Teams plan, football laughs.

The Washington Football Team spent significant dollars and most of its offseason servicing the notion that Ryan Fitzpatrick would be the answer at quarterback this season. It was settled law in Ashburn. The rightness or wrongness of the decision to not move up in the draft for one of the many young quarterback prospects in the first round in April, or to make a big deal for a veteran, was no longer daily talk-radio fodder. Fitzpatrick, 38, was the guy.

That lasted less than a half.
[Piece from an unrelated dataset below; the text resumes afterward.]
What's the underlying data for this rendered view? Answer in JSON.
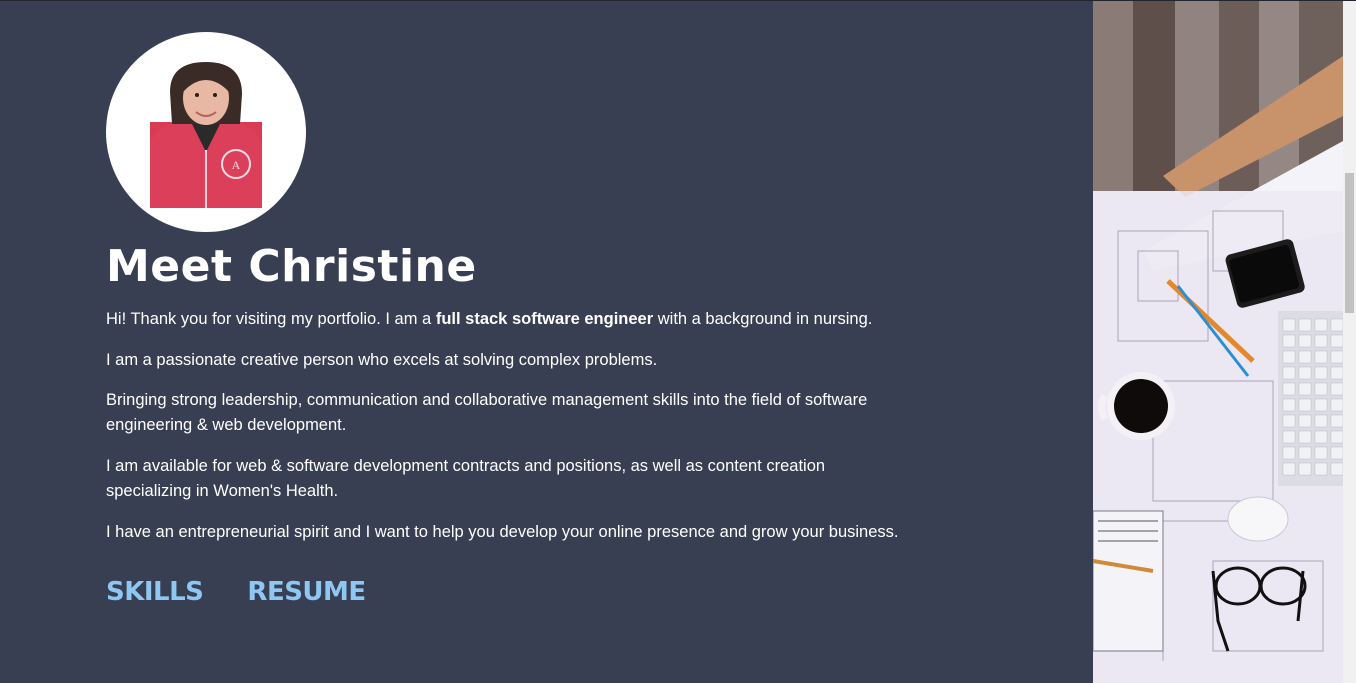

After Charles Leno Jr. got beat badly to the inside by Chargers linebacker Uchenna Nwosu, and Nwosu delivered a teeth-chattering, second-quarter, blindside hit on Fitzpatrick, “Fitzmagic” was snuffed out. And it will likely be dark for some time, with the NFL Network reporting that Fitzpatrick has a hip subluxation. A subluxation is a partial dislocation of a joint; a full hip dislocation usually, at minimum, requires a two- to three-month recovery. A partial dislocation, or subluxation, isn’t likely to heal by Thursday against the Giants. We’ll all know more after an MRI exam Monday.

In the interim, with a “full” 16-game season starting Thursday against New York after Sunday’s opening 20-16 loss to the Chargers, and the expected starter out of uniform for a while, the question sits there, ready to be begged:

Cam Newton?

No.

Not really ever, but certainly not at least until Newton shows up for work with a legit vaccination card. (It would help as well if he could do a news conference without a hole in his hat, but I get that high fashion is not for people my age. At first, I thought he had a squirrel on his head.)

This isn’t the time or place for vagaries about whether a team’s starting quarterback has gotten a COVID-19 vaccine. Newton has every right to refuse to get vaccinated for whatever reasons are his. And Washington, along with any other team, has every right to not sign him. At any rate, he hasn’t shown anything in the past year-plus while in New England that leads me to think it’s worth the considerable headache and mixed messaging to bring him here. You want to sign him in March and give him a full offseason, OTAs, etc., and see what he has left? Sure, take the shot. But not now, under these circumstances.